◆ Problem:
Extract every line below, verbatim.

── Material shown

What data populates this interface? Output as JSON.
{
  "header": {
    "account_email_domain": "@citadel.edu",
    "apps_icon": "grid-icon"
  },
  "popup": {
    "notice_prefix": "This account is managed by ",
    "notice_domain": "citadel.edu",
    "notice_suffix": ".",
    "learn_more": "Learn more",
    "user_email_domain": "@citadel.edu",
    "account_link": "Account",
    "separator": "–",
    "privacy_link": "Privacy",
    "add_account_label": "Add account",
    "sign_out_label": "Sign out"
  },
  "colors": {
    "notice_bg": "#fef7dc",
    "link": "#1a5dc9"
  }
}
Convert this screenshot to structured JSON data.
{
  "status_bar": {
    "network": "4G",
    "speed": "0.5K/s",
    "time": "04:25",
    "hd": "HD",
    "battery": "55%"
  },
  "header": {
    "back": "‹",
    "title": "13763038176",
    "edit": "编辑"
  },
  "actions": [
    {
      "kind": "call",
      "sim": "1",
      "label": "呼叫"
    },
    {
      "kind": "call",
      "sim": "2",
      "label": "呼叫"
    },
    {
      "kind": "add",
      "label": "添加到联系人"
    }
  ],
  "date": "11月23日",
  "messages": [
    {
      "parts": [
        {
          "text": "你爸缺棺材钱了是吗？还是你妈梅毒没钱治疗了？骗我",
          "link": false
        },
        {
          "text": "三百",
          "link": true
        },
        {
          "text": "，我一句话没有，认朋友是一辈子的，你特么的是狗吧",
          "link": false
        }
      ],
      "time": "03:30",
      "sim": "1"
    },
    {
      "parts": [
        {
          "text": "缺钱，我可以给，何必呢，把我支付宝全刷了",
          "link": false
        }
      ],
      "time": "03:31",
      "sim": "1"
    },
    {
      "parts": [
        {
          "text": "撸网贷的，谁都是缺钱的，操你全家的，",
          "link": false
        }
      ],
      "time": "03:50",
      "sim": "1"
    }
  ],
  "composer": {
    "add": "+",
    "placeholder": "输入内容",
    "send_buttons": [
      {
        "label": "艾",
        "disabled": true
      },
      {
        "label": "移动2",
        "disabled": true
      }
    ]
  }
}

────

◆ Result:
What data populates this interface? Output as JSON.
{
  "header": {
    "account_email_domain": "@citadel.edu",
    "apps_icon": "grid-icon"
  },
  "popup": {
    "notice_prefix": "This account is managed by ",
    "notice_domain": "citadel.edu",
    "notice_suffix": ".",
    "learn_more": "Learn more",
    "user_email_domain": "@citadel.edu",
    "account_link": "Account",
    "separator": "–",
    "privacy_link": "Privacy",
    "add_account_label": "Add account",
    "sign_out_label": "Sign out"
  },
  "colors": {
    "notice_bg": "#fef7dc",
    "link": "#1a5dc9"
  }
}
Convert this screenshot to structured JSON data.
{
  "status_bar": {
    "network": "4G",
    "speed": "0.5K/s",
    "time": "04:25",
    "hd": "HD",
    "battery": "55%"
  },
  "header": {
    "back": "‹",
    "title": "13763038176",
    "edit": "编辑"
  },
  "actions": [
    {
      "kind": "call",
      "sim": "1",
      "label": "呼叫"
    },
    {
      "kind": "call",
      "sim": "2",
      "label": "呼叫"
    },
    {
      "kind": "add",
      "label": "添加到联系人"
    }
  ],
  "date": "11月23日",
  "messages": [
    {
      "parts": [
        {
          "text": "你爸缺棺材钱了是吗？还是你妈梅毒没钱治疗了？骗我",
          "link": false
        },
        {
          "text": "三百",
          "link": true
        },
        {
          "text": "，我一句话没有，认朋友是一辈子的，你特么的是狗吧",
          "link": false
        }
      ],
      "time": "03:30",
      "sim": "1"
    },
    {
      "parts": [
        {
          "text": "缺钱，我可以给，何必呢，把我支付宝全刷了",
          "link": false
        }
      ],
      "time": "03:31",
      "sim": "1"
    },
    {
      "parts": [
        {
          "text": "撸网贷的，谁都是缺钱的，操你全家的，",
          "link": false
        }
      ],
      "time": "03:50",
      "sim": "1"
    }
  ],
  "composer": {
    "add": "+",
    "placeholder": "输入内容",
    "send_buttons": [
      {
        "label": "艾",
        "disabled": true
      },
      {
        "label": "移动2",
        "disabled": true
      }
    ]
  }
}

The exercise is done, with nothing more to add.